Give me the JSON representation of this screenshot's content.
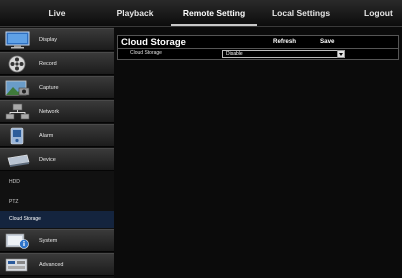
{
  "topnav": {
    "tabs": [
      {
        "label": "Live"
      },
      {
        "label": "Playback"
      },
      {
        "label": "Remote Setting",
        "active": true
      },
      {
        "label": "Local Settings"
      },
      {
        "label": "Logout"
      }
    ]
  },
  "sidebar": {
    "items": [
      {
        "label": "Display",
        "icon": "monitor-icon"
      },
      {
        "label": "Record",
        "icon": "film-reel-icon"
      },
      {
        "label": "Capture",
        "icon": "camera-capture-icon"
      },
      {
        "label": "Network",
        "icon": "network-icon"
      },
      {
        "label": "Alarm",
        "icon": "alarm-icon"
      },
      {
        "label": "Device",
        "icon": "hard-drive-icon"
      }
    ],
    "subitems": [
      {
        "label": "HDD"
      },
      {
        "label": "PTZ"
      },
      {
        "label": "Cloud Storage",
        "selected": true
      }
    ],
    "bottom_items": [
      {
        "label": "System",
        "icon": "system-info-icon"
      },
      {
        "label": "Advanced",
        "icon": "advanced-icon"
      }
    ]
  },
  "main": {
    "title": "Cloud Storage",
    "refresh_label": "Refresh",
    "save_label": "Save",
    "cloud_storage": {
      "label": "Cloud Storage",
      "value": "Disable"
    }
  },
  "colors": {
    "selected_subitem_bg": "#14243e",
    "active_tab_underline": "#c8c8c8"
  }
}
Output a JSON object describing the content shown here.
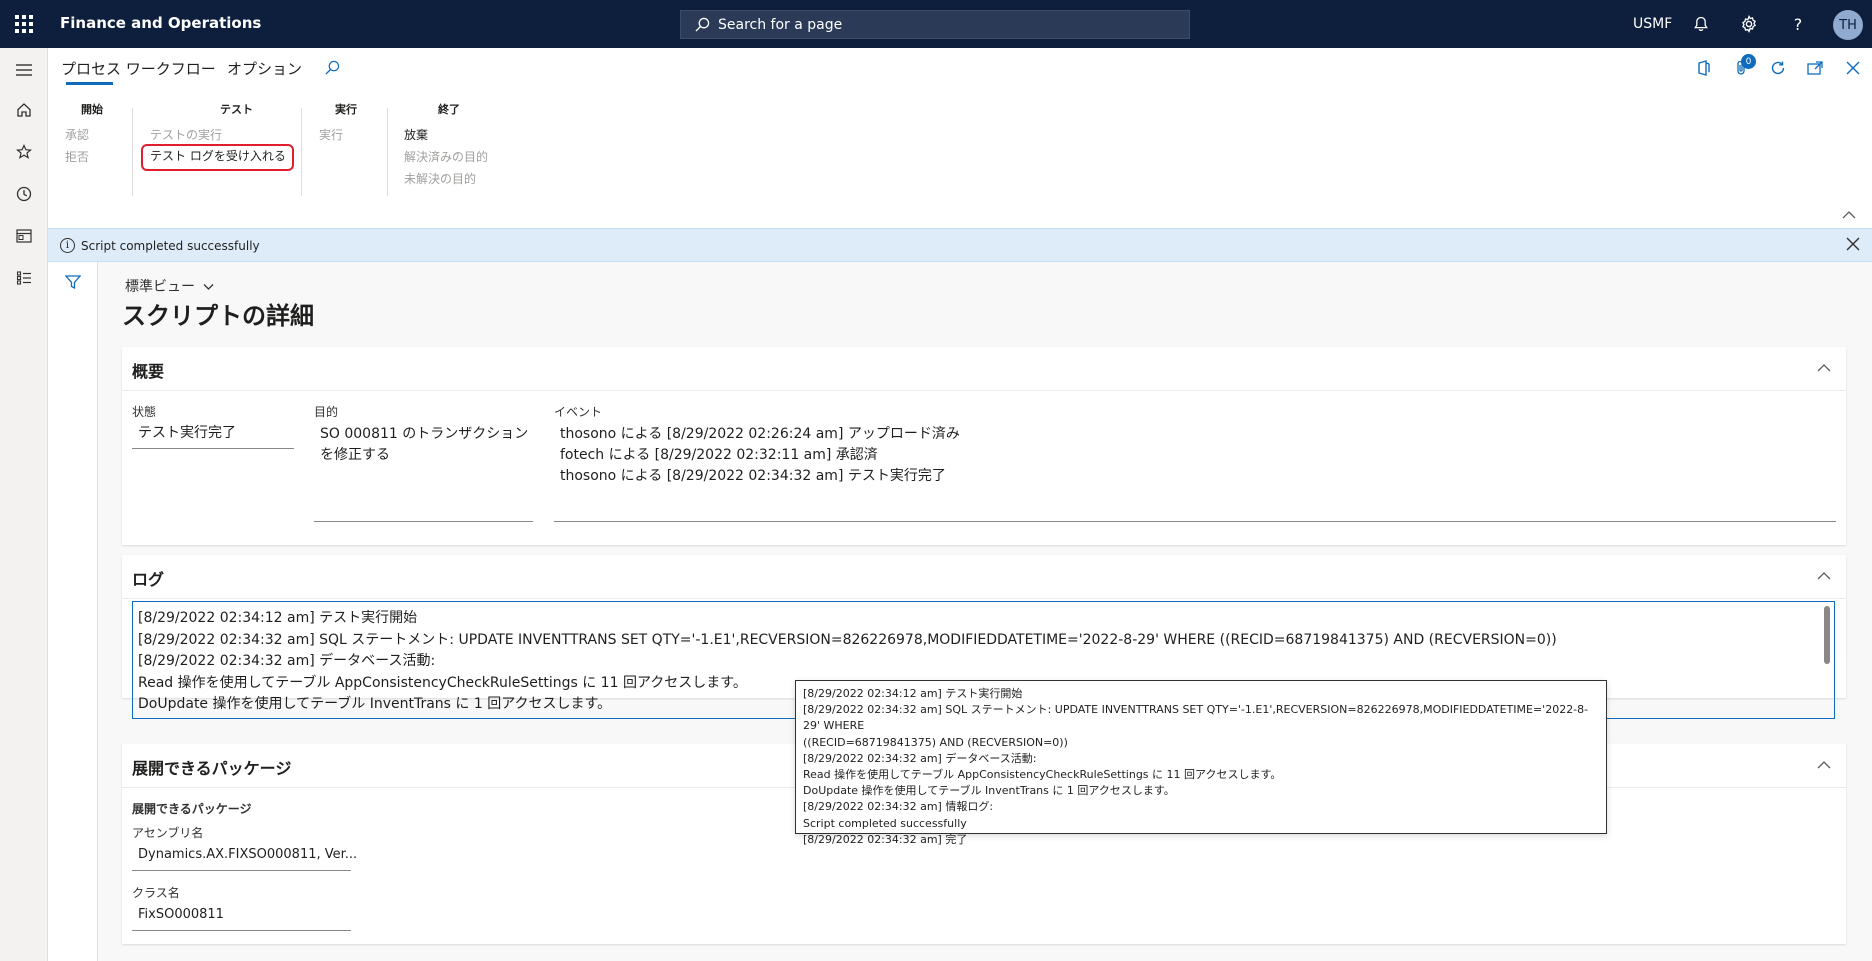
{
  "app": {
    "title": "Finance and Operations",
    "company": "USMF",
    "avatar_initials": "TH"
  },
  "search": {
    "placeholder": "Search for a page"
  },
  "ribbon": {
    "tabs": [
      "プロセス ワークフロー",
      "オプション"
    ],
    "groups": [
      {
        "title": "開始",
        "items": [
          {
            "label": "承認",
            "enabled": false
          },
          {
            "label": "拒否",
            "enabled": false
          }
        ]
      },
      {
        "title": "テスト",
        "items": [
          {
            "label": "テストの実行",
            "enabled": false
          },
          {
            "label": "テスト ログを受け入れる",
            "enabled": true
          }
        ]
      },
      {
        "title": "実行",
        "items": [
          {
            "label": "実行",
            "enabled": false
          }
        ]
      },
      {
        "title": "終了",
        "items": [
          {
            "label": "放棄",
            "enabled": true
          },
          {
            "label": "解決済みの目的",
            "enabled": false
          },
          {
            "label": "未解決の目的",
            "enabled": false
          }
        ]
      }
    ],
    "notification_count": "0"
  },
  "message": {
    "text": "Script completed successfully"
  },
  "page": {
    "view": "標準ビュー",
    "title": "スクリプトの詳細"
  },
  "overview": {
    "title": "概要",
    "status_label": "状態",
    "status_value": "テスト実行完了",
    "purpose_label": "目的",
    "purpose_line1": "SO 000811 のトランザクション",
    "purpose_line2": "を修正する",
    "events_label": "イベント",
    "events": [
      "thosono による [8/29/2022 02:26:24 am] アップロード済み",
      "fotech による [8/29/2022 02:32:11 am] 承認済",
      "thosono による [8/29/2022 02:34:32 am] テスト実行完了"
    ]
  },
  "log": {
    "title": "ログ",
    "lines": [
      "[8/29/2022 02:34:12 am] テスト実行開始",
      "[8/29/2022 02:34:32 am] SQL ステートメント: UPDATE INVENTTRANS SET QTY='-1.E1',RECVERSION=826226978,MODIFIEDDATETIME='2022-8-29' WHERE ((RECID=68719841375) AND (RECVERSION=0))",
      "[8/29/2022 02:34:32 am] データベース活動:",
      "Read 操作を使用してテーブル AppConsistencyCheckRuleSettings に 11 回アクセスします。",
      "DoUpdate 操作を使用してテーブル InventTrans に 1 回アクセスします。"
    ]
  },
  "tooltip": {
    "lines": [
      "[8/29/2022 02:34:12 am] テスト実行開始",
      "[8/29/2022 02:34:32 am] SQL ステートメント: UPDATE INVENTTRANS SET QTY='-1.E1',RECVERSION=826226978,MODIFIEDDATETIME='2022-8-29' WHERE",
      "((RECID=68719841375) AND (RECVERSION=0))",
      "[8/29/2022 02:34:32 am] データベース活動:",
      "Read 操作を使用してテーブル AppConsistencyCheckRuleSettings に 11 回アクセスします。",
      "DoUpdate 操作を使用してテーブル InventTrans に 1 回アクセスします。",
      "[8/29/2022 02:34:32 am] 情報ログ:",
      "Script completed successfully",
      "[8/29/2022 02:34:32 am] 完了"
    ]
  },
  "packages": {
    "title": "展開できるパッケージ",
    "group_label": "展開できるパッケージ",
    "assembly_label": "アセンブリ名",
    "assembly_value": "Dynamics.AX.FIXSO000811, Ver...",
    "class_label": "クラス名",
    "class_value": "FixSO000811"
  }
}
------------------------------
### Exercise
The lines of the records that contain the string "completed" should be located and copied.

### Response to this exercise
    "text": "Script completed successfully"
      "Script completed successfully",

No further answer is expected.